Let that sink in.
If she’s removed, how do GOP voters continue to support the party that removed her?
This isn’t about removing a republican who isn’t conservative enough. This isn’t about punishing a rogue politician for going against the platform or for shitting all over long-held republican beliefs. In fact, Liz Cheney embodies the conservative principles that for years defined the GOP.
The effort to remove Cheney stems from her audacity to speak the truth and contradict Donald Trump’s outrageous lie about a fraudulent election. It’s as simple as that.
The GOP has devolved from a party of ideas, to a cult of personality. They’ve cut a deal with devil, to save themselves from a rabid, fact-denying, and hateful base of voters.

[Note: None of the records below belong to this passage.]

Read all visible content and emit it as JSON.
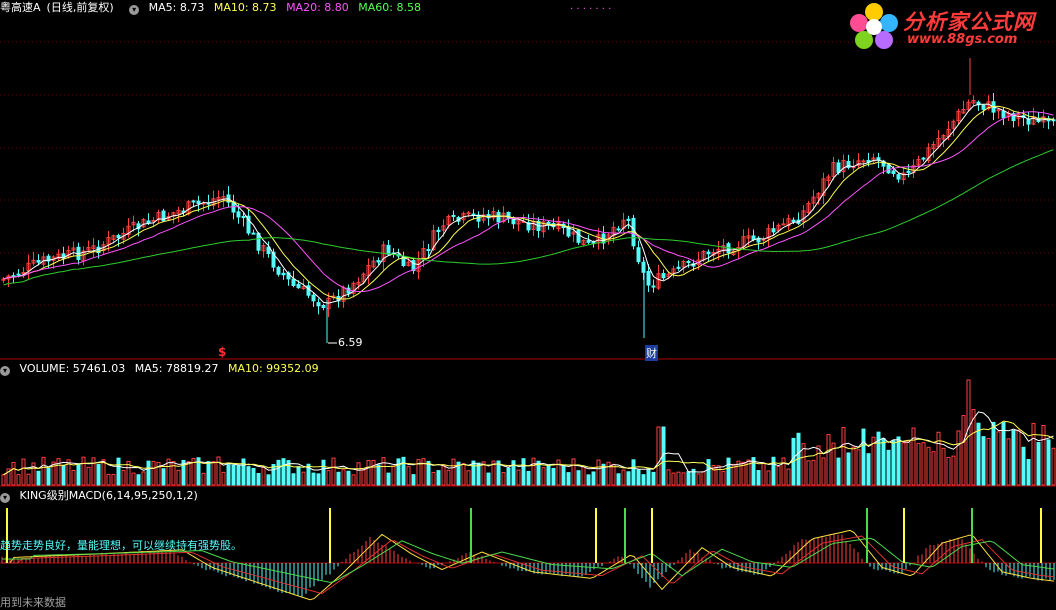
{
  "colors": {
    "up": "#ff4040",
    "down": "#54fcfc",
    "ma5": "#ffffff",
    "ma10": "#ffff54",
    "ma20": "#ff54ff",
    "ma60": "#2ecc2e",
    "divider": "#b00000",
    "grid": "#7a0000",
    "dea": "#e03030",
    "dif": "#ffe040",
    "line3": "#4cd94c"
  },
  "price_panel": {
    "stock": "粤高速A",
    "period": "(日线,前复权)",
    "ma5_label": "MA5: 8.73",
    "ma10_label": "MA10: 8.73",
    "ma20_label": "MA20: 8.80",
    "ma60_label": "MA60: 8.58",
    "low_label": "6.59",
    "dollar_marker": "$",
    "cai_marker": "财",
    "dots": "· · ·   ·        · ·   ·"
  },
  "volume_panel": {
    "volume_label": "VOLUME: 57461.03",
    "ma5_label": "MA5: 78819.27",
    "ma10_label": "MA10: 99352.09"
  },
  "macd_panel": {
    "title": "KING级别MACD(6,14,95,250,1,2)",
    "comment": "趋势走势良好，量能理想，可以继续持有强势股。",
    "footer": "用到未来数据"
  },
  "logo": {
    "text": "分析家公式网",
    "url": "www.88gs.com"
  },
  "chart_data": {
    "type": "candlestick",
    "title": "粤高速A (日线,前复权)",
    "low_marked": 6.59,
    "indicators": {
      "MA5": 8.73,
      "MA10": 8.73,
      "MA20": 8.8,
      "MA60": 8.58
    },
    "volume": {
      "VOLUME": 57461.03,
      "MA5": 78819.27,
      "MA10": 99352.09
    },
    "macd_params": "6,14,95,250,1,2"
  }
}
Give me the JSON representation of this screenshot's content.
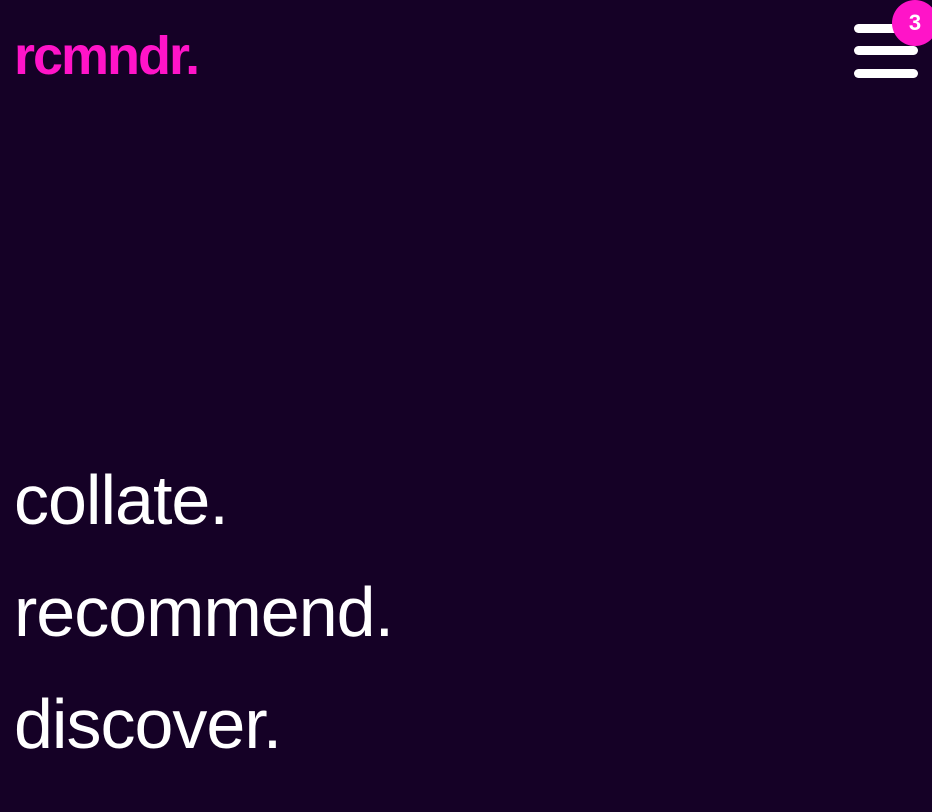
{
  "brand": {
    "logo_text": "rcmndr.",
    "accent_color": "#ff14c8",
    "background_color": "#150126"
  },
  "menu": {
    "icon": "hamburger-menu-icon",
    "badge_count": "3"
  },
  "tagline": [
    "collate.",
    "recommend.",
    "discover."
  ]
}
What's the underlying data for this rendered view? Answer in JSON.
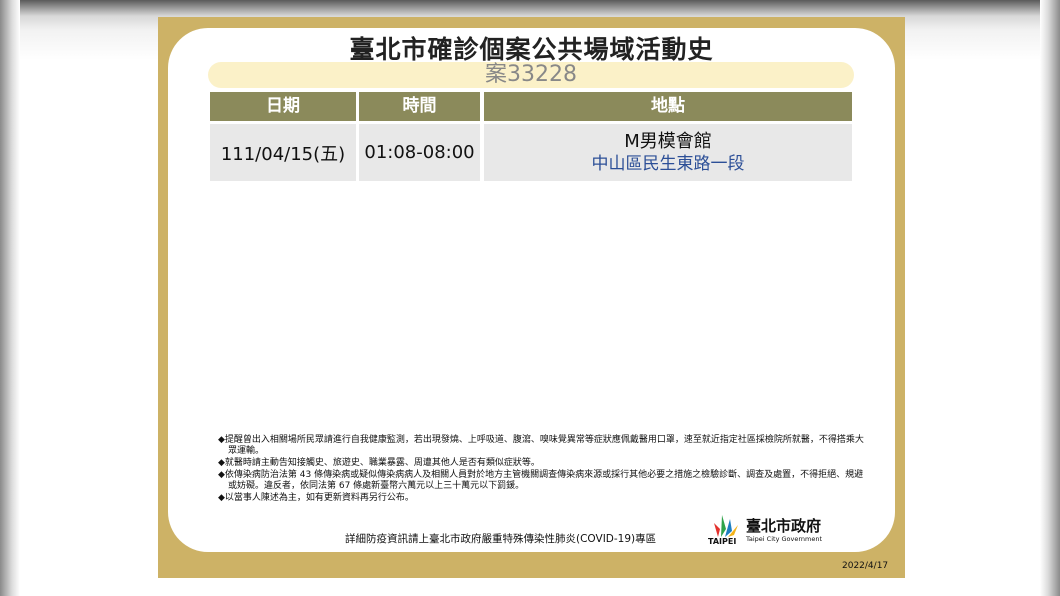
{
  "title": "臺北市確診個案公共場域活動史",
  "case_id": "案33228",
  "table": {
    "headers": [
      "日期",
      "時間",
      "地點"
    ],
    "rows": [
      {
        "date": "111/04/15(五)",
        "time": "01:08-08:00",
        "place_name": "M男模會館",
        "place_address": "中山區民生東路一段"
      }
    ]
  },
  "notes": [
    "◆提醒曾出入相關場所民眾請進行自我健康監測，若出現發燒、上呼吸道、腹瀉、嗅味覺異常等症狀應佩戴醫用口罩，速至就近指定社區採檢院所就醫，不得搭乘大眾運輸。",
    "◆就醫時請主動告知接觸史、旅遊史、職業暴露、周遭其他人是否有類似症狀等。",
    "◆依傳染病防治法第 43 條傳染病或疑似傳染病病人及相關人員對於地方主管機關調查傳染病來源或採行其他必要之措施之檢驗診斷、調查及處置，不得拒絕、規避或妨礙。違反者，依同法第 67 條處新臺幣六萬元以上三十萬元以下罰鍰。",
    "◆以當事人陳述為主，如有更新資料再另行公布。"
  ],
  "footer": "詳細防疫資訊請上臺北市政府嚴重特殊傳染性肺炎(COVID-19)專區",
  "logo": {
    "taipei": "TAIPEI",
    "cn": "臺北市政府",
    "en": "Taipei City Government",
    "icon": "taipei-logo-icon"
  },
  "date_stamp": "2022/4/17",
  "colors": {
    "frame": "#cdb266",
    "header": "#8b8a5b",
    "case_bar": "#fbf1c8",
    "address": "#2c4f97"
  }
}
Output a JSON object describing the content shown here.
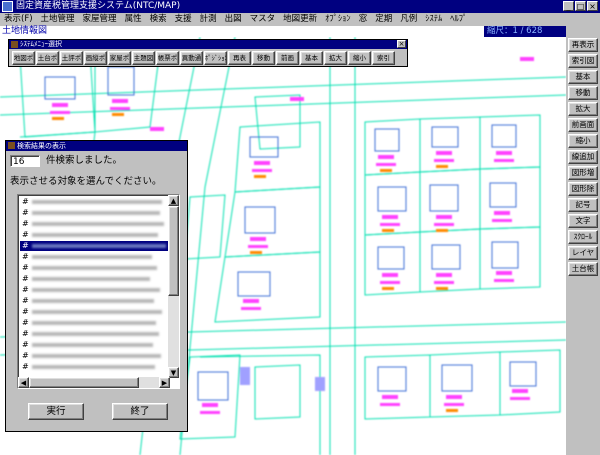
{
  "app": {
    "title": "固定資産税管理支援システム(NTC/MAP)"
  },
  "window_controls": {
    "minimize": "_",
    "maximize": "□",
    "close": "×"
  },
  "menu": [
    "表示(F)",
    "土地管理",
    "家屋管理",
    "属性",
    "検索",
    "支援",
    "計測",
    "出図",
    "マスタ",
    "地図更新",
    "ｵﾌﾟｼｮﾝ",
    "窓",
    "定期",
    "凡例",
    "ｼｽﾃﾑ",
    "ﾍﾙﾌﾟ"
  ],
  "infobar": {
    "label": "土地情報図",
    "scale": "縮尺：1 / 628"
  },
  "right_toolbar": [
    "再表示",
    "索引図",
    "基本",
    "移動",
    "拡大",
    "前画面",
    "縮小",
    "線追加",
    "図形増",
    "図形除",
    "記号",
    "文字",
    "ｽｸﾛｰﾙ",
    "レイヤ",
    "土台帳"
  ],
  "menu_panel": {
    "title": "ｼｽﾃﾑﾒﾆｭｰ選択",
    "close": "×",
    "buttons": [
      "地図ポ",
      "土台ポ",
      "土評ポ",
      "画縦ポ",
      "家屋ポ",
      "主題図",
      "帳票ポ",
      "異動通",
      "ﾎﾟｼﾞｼｮﾝ",
      "再表",
      "移動",
      "前画",
      "基本",
      "拡大",
      "縮小",
      "索引"
    ]
  },
  "search_result": {
    "title": "検索結果の表示",
    "count": "16",
    "count_label": "件検索しました。",
    "instruction": "表示させる対象を選んでください。",
    "rows": [
      "#",
      "#",
      "#",
      "#",
      "#",
      "#",
      "#",
      "#",
      "#",
      "#",
      "#",
      "#",
      "#",
      "#",
      "#",
      "#"
    ],
    "selected_index": 4,
    "execute_button": "実行",
    "end_button": "終了"
  },
  "colors": {
    "title_bar": "#000080",
    "map_line": "#00e0b0",
    "map_parcel_text": "#ff40ff",
    "map_lot_text": "#ff8a00"
  }
}
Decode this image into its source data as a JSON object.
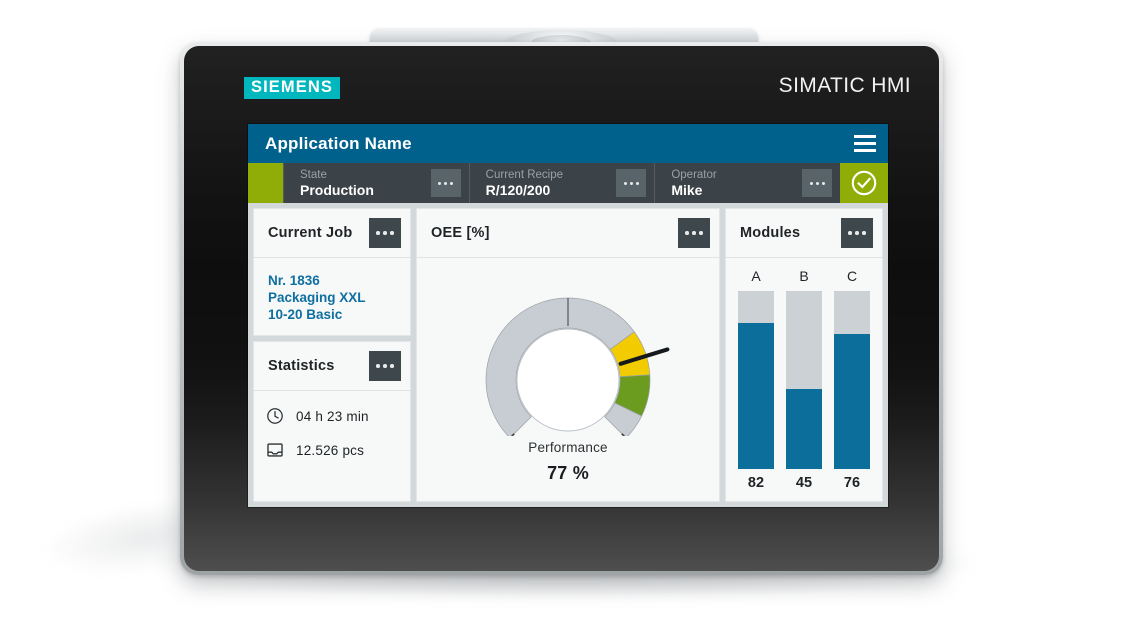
{
  "device": {
    "brand_logo": "SIEMENS",
    "product_label": "SIMATIC HMI"
  },
  "titlebar": {
    "app_title": "Application Name",
    "menu_icon": "hamburger-menu-icon"
  },
  "statusbar": {
    "accent_color": "#8fad06",
    "background_color": "#3b4348",
    "tiles": [
      {
        "label": "State",
        "value": "Production",
        "more_icon": "ellipsis-icon"
      },
      {
        "label": "Current Recipe",
        "value": "R/120/200",
        "more_icon": "ellipsis-icon"
      },
      {
        "label": "Operator",
        "value": "Mike",
        "more_icon": "ellipsis-icon"
      }
    ],
    "ok_indicator": {
      "icon": "check-circle-icon",
      "color": "#8fad06"
    }
  },
  "cards": {
    "current_job": {
      "title": "Current Job",
      "more_icon": "ellipsis-icon",
      "lines": [
        "Nr. 1836",
        "Packaging XXL",
        "10-20 Basic"
      ],
      "text_color": "#0e6fa0"
    },
    "statistics": {
      "title": "Statistics",
      "more_icon": "ellipsis-icon",
      "rows": [
        {
          "icon": "clock-icon",
          "text": "04 h   23 min"
        },
        {
          "icon": "tray-icon",
          "text": "12.526 pcs"
        }
      ]
    },
    "oee": {
      "title": "OEE [%]",
      "more_icon": "ellipsis-icon",
      "caption": "Performance",
      "value_text": "77 %"
    },
    "modules": {
      "title": "Modules",
      "more_icon": "ellipsis-icon"
    }
  },
  "chart_data": [
    {
      "type": "gauge",
      "title": "OEE [%]",
      "label": "Performance",
      "value": 77,
      "value_text": "77 %",
      "unit": "%",
      "range": [
        0,
        100
      ],
      "start_angle_deg": -225,
      "end_angle_deg": 45,
      "needle_value": 77,
      "track_color": "#c7cdd3",
      "segments": [
        {
          "from": 0,
          "to": 70,
          "color": "#c7cdd3",
          "name": "inactive"
        },
        {
          "from": 70,
          "to": 82,
          "color": "#f2cc00",
          "name": "warning"
        },
        {
          "from": 82,
          "to": 93,
          "color": "#6b9b1f",
          "name": "good"
        },
        {
          "from": 93,
          "to": 100,
          "color": "#c7cdd3",
          "name": "inactive-top"
        }
      ],
      "tick_values": [
        0,
        50,
        100
      ],
      "grid": false,
      "legend": "none"
    },
    {
      "type": "bar",
      "title": "Modules",
      "categories": [
        "A",
        "B",
        "C"
      ],
      "values": [
        82,
        45,
        76
      ],
      "ylim": [
        0,
        100
      ],
      "xlabel": "",
      "ylabel": "",
      "bar_color": "#0b6e9b",
      "track_color": "#ccd1d6",
      "grid": false,
      "legend": "none",
      "orientation": "vertical"
    }
  ]
}
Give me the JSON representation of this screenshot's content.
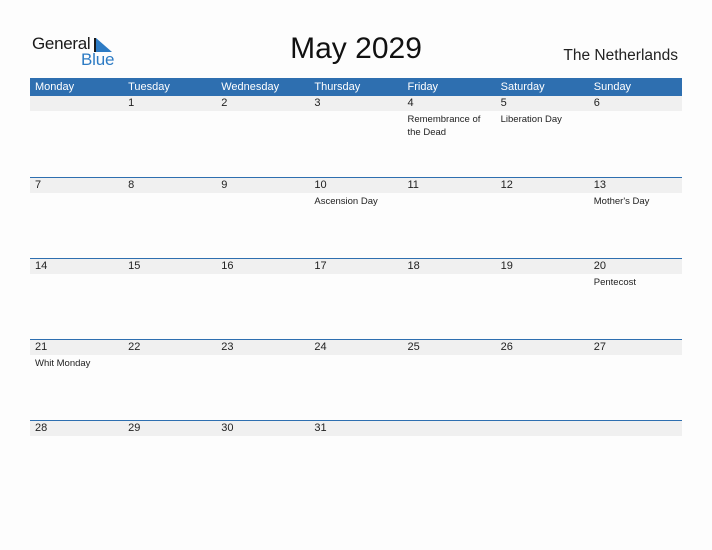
{
  "logo": {
    "line1": "General",
    "line2": "Blue"
  },
  "title": "May 2029",
  "country": "The Netherlands",
  "colors": {
    "accent": "#2e6fb0",
    "band": "#f0f0f0",
    "logo_blue": "#2d7bc4"
  },
  "weekdays": [
    "Monday",
    "Tuesday",
    "Wednesday",
    "Thursday",
    "Friday",
    "Saturday",
    "Sunday"
  ],
  "weeks": [
    [
      {
        "day": "",
        "holiday": ""
      },
      {
        "day": "1",
        "holiday": ""
      },
      {
        "day": "2",
        "holiday": ""
      },
      {
        "day": "3",
        "holiday": ""
      },
      {
        "day": "4",
        "holiday": "Remembrance of the Dead"
      },
      {
        "day": "5",
        "holiday": "Liberation Day"
      },
      {
        "day": "6",
        "holiday": ""
      }
    ],
    [
      {
        "day": "7",
        "holiday": ""
      },
      {
        "day": "8",
        "holiday": ""
      },
      {
        "day": "9",
        "holiday": ""
      },
      {
        "day": "10",
        "holiday": "Ascension Day"
      },
      {
        "day": "11",
        "holiday": ""
      },
      {
        "day": "12",
        "holiday": ""
      },
      {
        "day": "13",
        "holiday": "Mother's Day"
      }
    ],
    [
      {
        "day": "14",
        "holiday": ""
      },
      {
        "day": "15",
        "holiday": ""
      },
      {
        "day": "16",
        "holiday": ""
      },
      {
        "day": "17",
        "holiday": ""
      },
      {
        "day": "18",
        "holiday": ""
      },
      {
        "day": "19",
        "holiday": ""
      },
      {
        "day": "20",
        "holiday": "Pentecost"
      }
    ],
    [
      {
        "day": "21",
        "holiday": "Whit Monday"
      },
      {
        "day": "22",
        "holiday": ""
      },
      {
        "day": "23",
        "holiday": ""
      },
      {
        "day": "24",
        "holiday": ""
      },
      {
        "day": "25",
        "holiday": ""
      },
      {
        "day": "26",
        "holiday": ""
      },
      {
        "day": "27",
        "holiday": ""
      }
    ],
    [
      {
        "day": "28",
        "holiday": ""
      },
      {
        "day": "29",
        "holiday": ""
      },
      {
        "day": "30",
        "holiday": ""
      },
      {
        "day": "31",
        "holiday": ""
      },
      {
        "day": "",
        "holiday": ""
      },
      {
        "day": "",
        "holiday": ""
      },
      {
        "day": "",
        "holiday": ""
      }
    ]
  ]
}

How will rational republicans react to what’s happening to their party? Will they fight, or will they just say “fuck it” and go along with a dangerous game of follow the liar?
Is there a strong and deep enough desire to return the GOP to a party of ideas, or will they bend to the will of conspiracy theorists, religious charlatans, and a crazed pillow salesman?
Anyone who rationalized their vote for Donald Trump on the basis of being loyal to the GOP, has some serious soul searching to do. Will republicans do the tough work that entails, or will they let someone as despicable as Donald Trump become the architect of the new republican party?
Even when faced with video evidence of George Floyd being slowly murdered by rogue cop Derek Chauvin – Even after listening to the testimony of fellow police officers and expert medical witnesses – Even after the last syllable of “guilty on all 3 counts”, many Trump supporters are still unable to get on the right side of the issue when it comes to racism in America – why is that?
I think the Chauvin verdict was difficult pill to swallow for ardent supporters of the “law-and-order” president.
With the recorded murder of George Floyd, Trump supporters, like the rest of us, saw with their own eyes, what Black Lives Matter protesters and activists like Colin Kaepernick have been saying for years – that there’s a serious problem in America.
And here’s how fractured our country is. When it comes to the George Floyd murder and verdict, many would rather remain silent, than take a position that might inch them closer to someone on the other side of the ideological divide.
The deafening sound of silence from Trump supporters at the end of the Chauvin trial shines a light on the deep chasm in America today, which exists because so many are willing to elevate ideology over truth and humanity.